→ Problem statement:
Report every line below that has the string "heading" in it.

- Opening Delimiter -

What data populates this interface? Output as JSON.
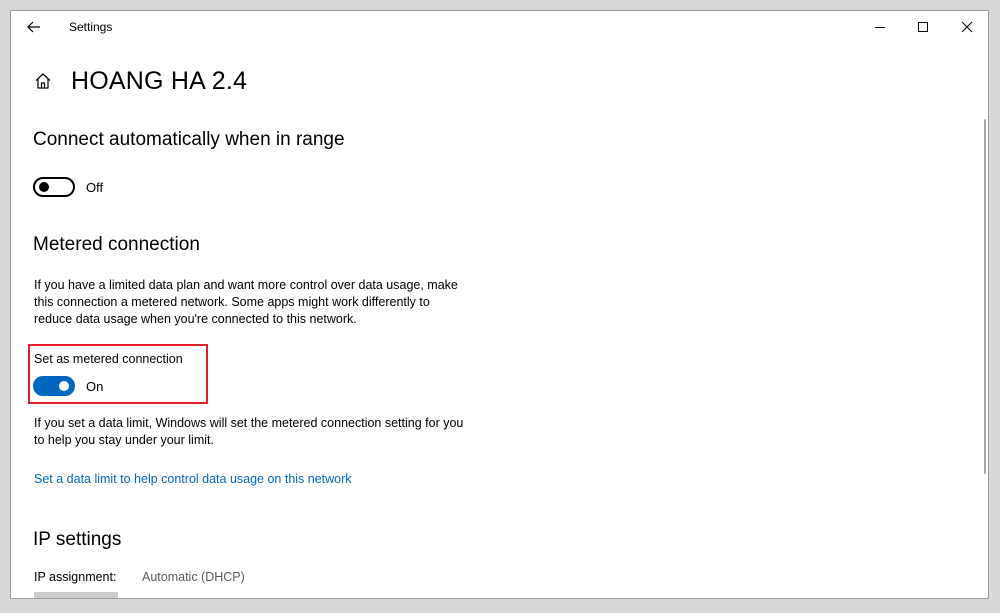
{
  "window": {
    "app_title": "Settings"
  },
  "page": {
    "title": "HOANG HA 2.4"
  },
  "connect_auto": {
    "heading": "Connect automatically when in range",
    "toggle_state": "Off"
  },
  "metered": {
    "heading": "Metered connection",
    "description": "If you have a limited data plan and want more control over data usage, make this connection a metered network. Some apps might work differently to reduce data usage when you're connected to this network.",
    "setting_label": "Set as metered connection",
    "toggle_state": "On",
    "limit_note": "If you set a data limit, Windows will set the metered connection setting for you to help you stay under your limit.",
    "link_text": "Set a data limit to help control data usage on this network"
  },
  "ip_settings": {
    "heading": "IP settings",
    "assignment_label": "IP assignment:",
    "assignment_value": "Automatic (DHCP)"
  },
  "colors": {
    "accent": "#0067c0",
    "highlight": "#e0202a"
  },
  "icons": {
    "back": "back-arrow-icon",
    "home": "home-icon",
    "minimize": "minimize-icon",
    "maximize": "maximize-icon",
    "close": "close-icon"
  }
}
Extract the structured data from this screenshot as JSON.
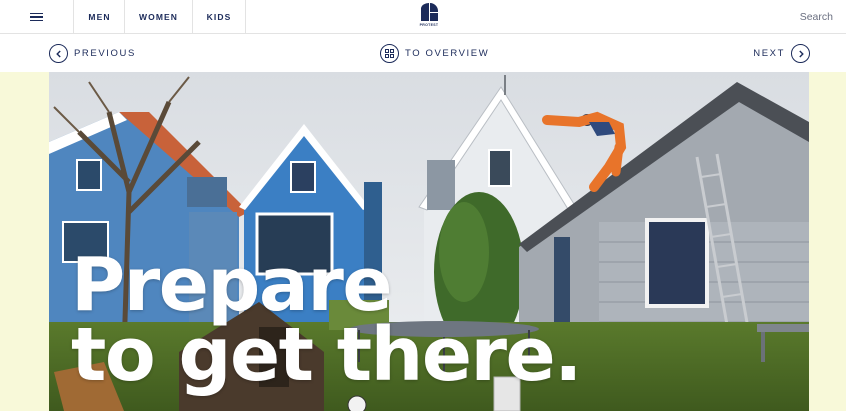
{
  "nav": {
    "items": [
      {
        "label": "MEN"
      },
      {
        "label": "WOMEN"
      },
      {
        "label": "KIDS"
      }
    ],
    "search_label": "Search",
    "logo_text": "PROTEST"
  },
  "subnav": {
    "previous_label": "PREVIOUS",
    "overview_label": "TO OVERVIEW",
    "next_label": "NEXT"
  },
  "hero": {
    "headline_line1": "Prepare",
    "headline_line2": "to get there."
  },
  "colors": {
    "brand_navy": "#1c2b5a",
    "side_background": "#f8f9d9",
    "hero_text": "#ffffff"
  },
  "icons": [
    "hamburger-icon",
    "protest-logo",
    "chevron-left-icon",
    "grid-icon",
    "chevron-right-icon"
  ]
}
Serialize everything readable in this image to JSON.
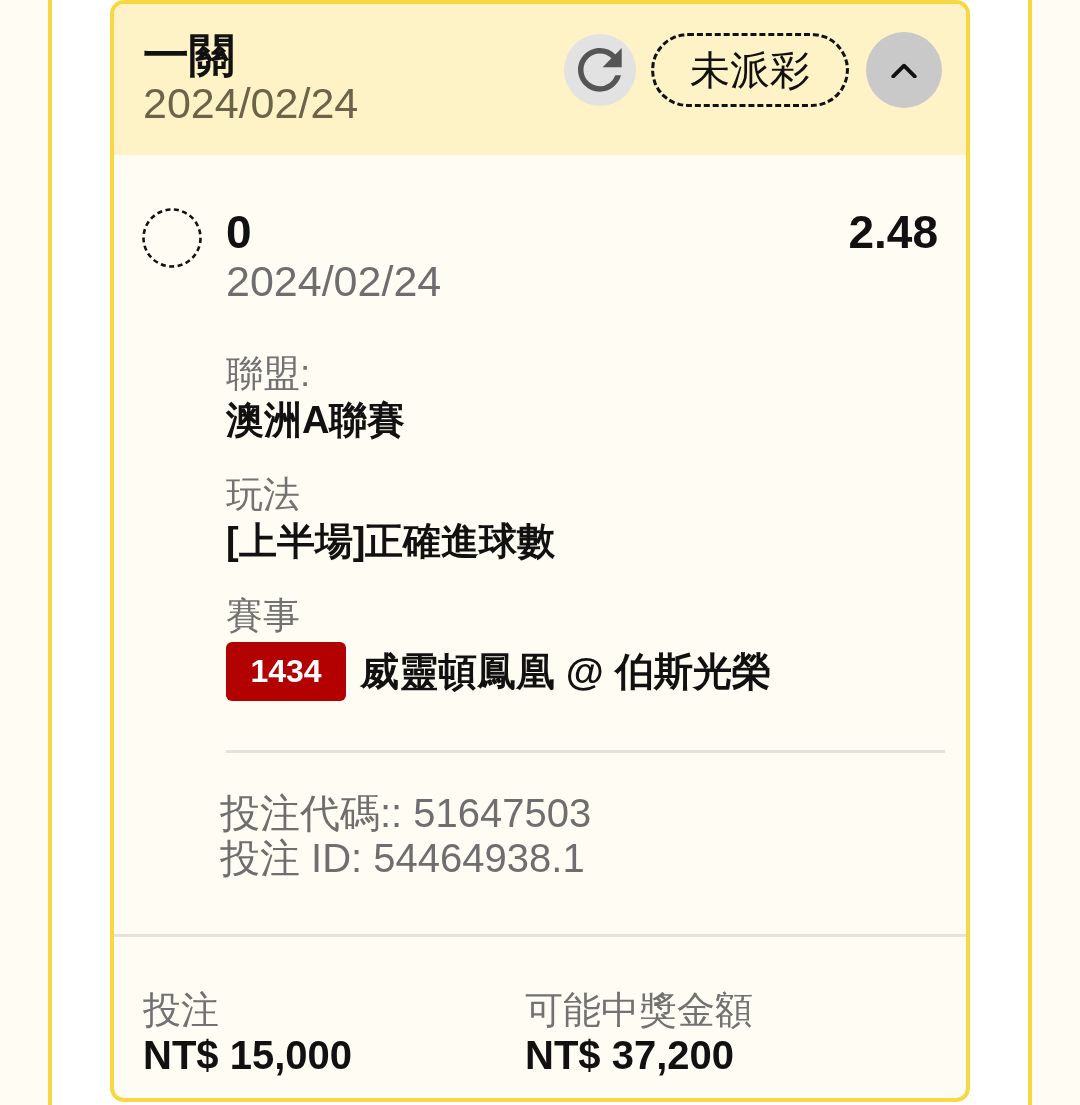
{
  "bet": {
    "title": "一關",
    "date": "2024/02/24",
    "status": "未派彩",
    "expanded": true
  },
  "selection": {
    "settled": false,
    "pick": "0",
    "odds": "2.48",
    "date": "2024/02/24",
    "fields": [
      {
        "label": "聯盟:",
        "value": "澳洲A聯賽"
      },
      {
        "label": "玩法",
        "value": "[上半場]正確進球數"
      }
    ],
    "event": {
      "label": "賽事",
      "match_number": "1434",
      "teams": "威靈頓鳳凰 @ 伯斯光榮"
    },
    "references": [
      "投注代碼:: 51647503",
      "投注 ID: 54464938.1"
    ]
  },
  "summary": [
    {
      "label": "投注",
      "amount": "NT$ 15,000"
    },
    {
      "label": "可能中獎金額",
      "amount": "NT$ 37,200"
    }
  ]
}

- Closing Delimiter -
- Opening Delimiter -

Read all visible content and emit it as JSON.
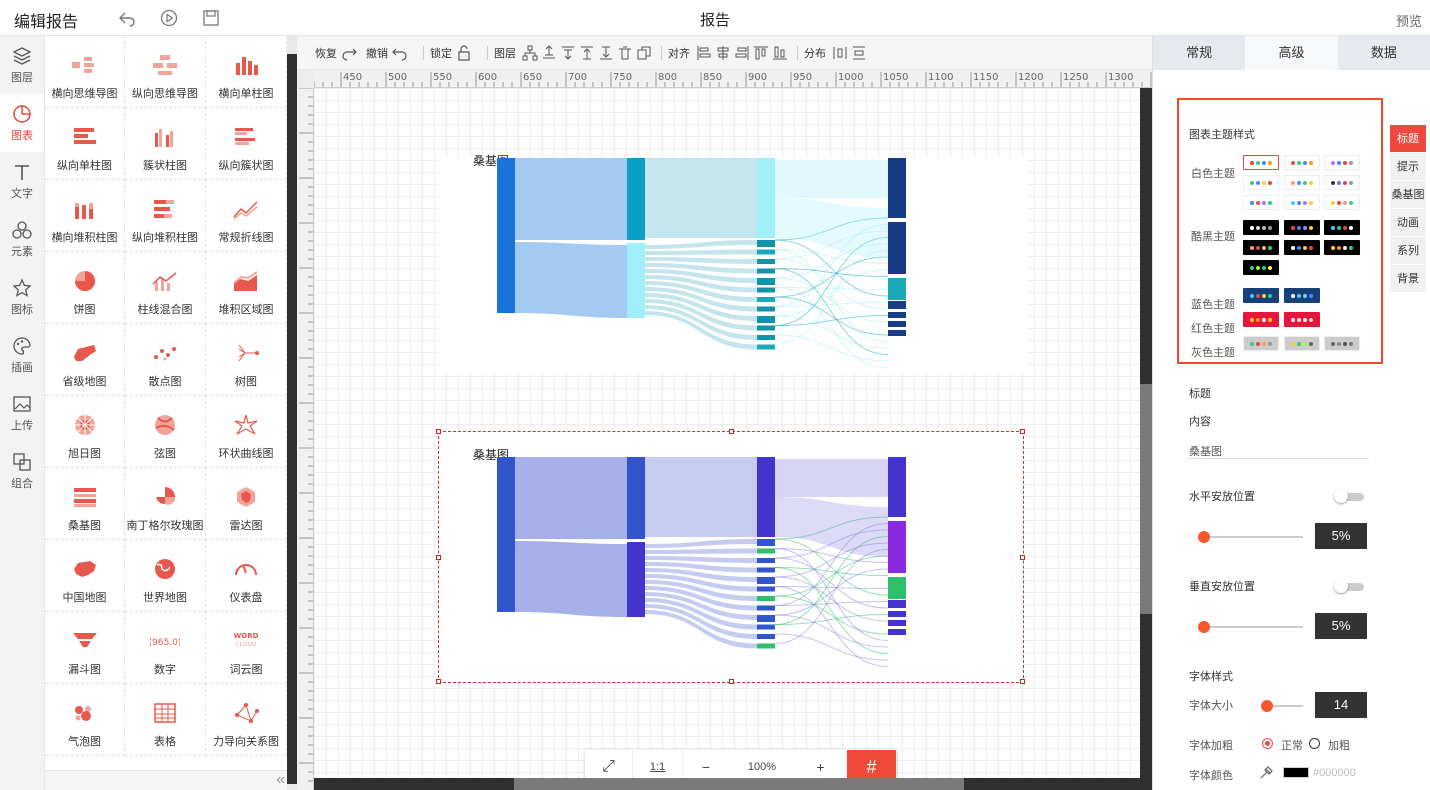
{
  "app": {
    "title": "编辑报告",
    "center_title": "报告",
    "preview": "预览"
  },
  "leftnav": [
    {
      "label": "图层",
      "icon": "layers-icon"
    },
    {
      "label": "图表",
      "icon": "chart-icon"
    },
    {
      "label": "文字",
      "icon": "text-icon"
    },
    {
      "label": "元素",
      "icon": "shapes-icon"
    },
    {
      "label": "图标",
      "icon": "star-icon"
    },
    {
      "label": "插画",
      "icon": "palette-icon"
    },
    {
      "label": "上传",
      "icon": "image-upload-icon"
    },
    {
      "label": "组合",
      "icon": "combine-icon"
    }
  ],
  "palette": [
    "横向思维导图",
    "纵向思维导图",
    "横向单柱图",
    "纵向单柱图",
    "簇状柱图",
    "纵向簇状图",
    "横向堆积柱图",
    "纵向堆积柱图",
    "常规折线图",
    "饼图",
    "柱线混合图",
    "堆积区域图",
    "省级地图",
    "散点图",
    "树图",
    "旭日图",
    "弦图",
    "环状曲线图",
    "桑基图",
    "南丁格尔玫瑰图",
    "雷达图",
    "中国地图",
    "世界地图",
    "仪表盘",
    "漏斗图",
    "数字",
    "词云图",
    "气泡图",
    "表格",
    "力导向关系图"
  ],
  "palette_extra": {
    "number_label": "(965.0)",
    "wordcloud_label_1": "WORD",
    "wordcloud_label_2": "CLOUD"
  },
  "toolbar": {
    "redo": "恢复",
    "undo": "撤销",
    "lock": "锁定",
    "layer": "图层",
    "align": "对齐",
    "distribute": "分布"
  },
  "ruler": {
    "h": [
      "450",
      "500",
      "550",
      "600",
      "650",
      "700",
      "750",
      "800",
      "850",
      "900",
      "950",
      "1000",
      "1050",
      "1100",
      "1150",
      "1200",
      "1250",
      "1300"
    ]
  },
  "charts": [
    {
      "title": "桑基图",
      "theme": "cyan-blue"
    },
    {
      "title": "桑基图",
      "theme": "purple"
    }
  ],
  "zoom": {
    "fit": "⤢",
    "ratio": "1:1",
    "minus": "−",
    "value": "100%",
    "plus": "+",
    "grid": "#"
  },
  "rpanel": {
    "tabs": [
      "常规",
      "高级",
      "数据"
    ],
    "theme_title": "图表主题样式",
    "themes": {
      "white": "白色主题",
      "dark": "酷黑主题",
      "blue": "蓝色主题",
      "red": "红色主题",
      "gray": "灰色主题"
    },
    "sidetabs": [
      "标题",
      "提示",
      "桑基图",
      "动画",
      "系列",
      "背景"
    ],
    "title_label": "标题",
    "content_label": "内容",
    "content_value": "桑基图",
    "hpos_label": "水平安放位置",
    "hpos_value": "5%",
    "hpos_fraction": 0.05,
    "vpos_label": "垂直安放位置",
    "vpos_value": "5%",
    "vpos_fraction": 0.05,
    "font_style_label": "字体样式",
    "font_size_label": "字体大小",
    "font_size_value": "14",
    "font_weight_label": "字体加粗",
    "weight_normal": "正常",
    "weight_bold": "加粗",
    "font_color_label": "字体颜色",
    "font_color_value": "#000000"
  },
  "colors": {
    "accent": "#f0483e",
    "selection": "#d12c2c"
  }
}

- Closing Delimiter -
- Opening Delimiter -

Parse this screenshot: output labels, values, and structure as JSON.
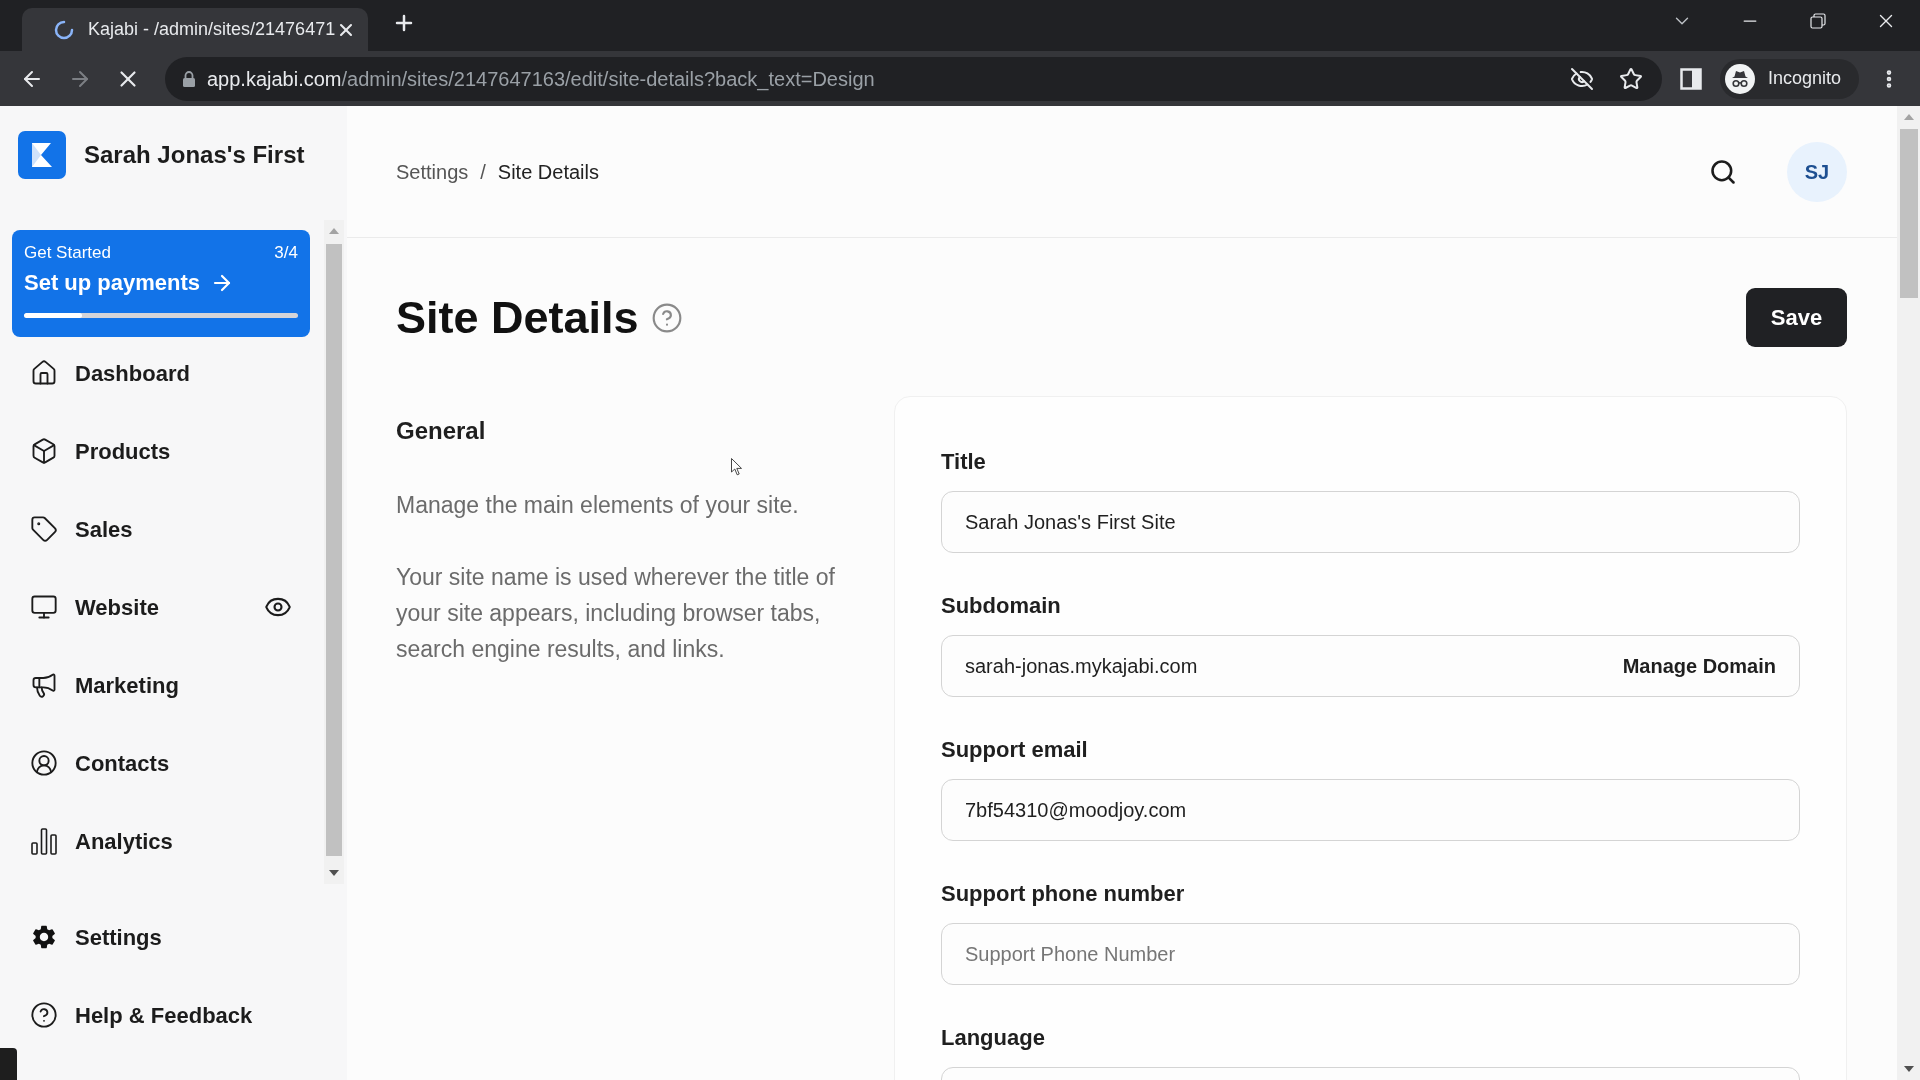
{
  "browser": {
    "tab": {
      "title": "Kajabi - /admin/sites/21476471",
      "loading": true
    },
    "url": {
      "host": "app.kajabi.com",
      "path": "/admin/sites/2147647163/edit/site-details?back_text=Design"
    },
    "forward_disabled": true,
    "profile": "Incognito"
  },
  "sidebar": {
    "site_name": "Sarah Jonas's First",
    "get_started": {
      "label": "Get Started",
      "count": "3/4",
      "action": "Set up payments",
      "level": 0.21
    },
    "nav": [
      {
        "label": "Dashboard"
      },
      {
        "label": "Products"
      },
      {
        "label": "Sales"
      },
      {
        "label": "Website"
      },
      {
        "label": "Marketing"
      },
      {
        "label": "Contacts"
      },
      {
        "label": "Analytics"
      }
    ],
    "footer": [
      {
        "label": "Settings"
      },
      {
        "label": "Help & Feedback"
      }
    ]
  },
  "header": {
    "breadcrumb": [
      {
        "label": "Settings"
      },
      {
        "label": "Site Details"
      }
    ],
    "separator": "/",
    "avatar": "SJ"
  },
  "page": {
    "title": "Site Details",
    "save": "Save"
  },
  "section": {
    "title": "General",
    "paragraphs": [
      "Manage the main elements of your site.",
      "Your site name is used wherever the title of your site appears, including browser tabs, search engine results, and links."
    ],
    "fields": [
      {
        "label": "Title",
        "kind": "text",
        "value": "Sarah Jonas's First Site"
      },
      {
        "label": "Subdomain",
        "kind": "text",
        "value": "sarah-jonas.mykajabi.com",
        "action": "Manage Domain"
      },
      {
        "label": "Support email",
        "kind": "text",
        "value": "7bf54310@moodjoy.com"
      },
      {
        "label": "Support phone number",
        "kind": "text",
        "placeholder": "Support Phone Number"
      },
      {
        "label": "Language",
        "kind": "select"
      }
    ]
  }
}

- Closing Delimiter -

→ Written response:
    "heading": "Connect automatically when in range",
    "heading": "Metered connection",
    "heading": "IP settings",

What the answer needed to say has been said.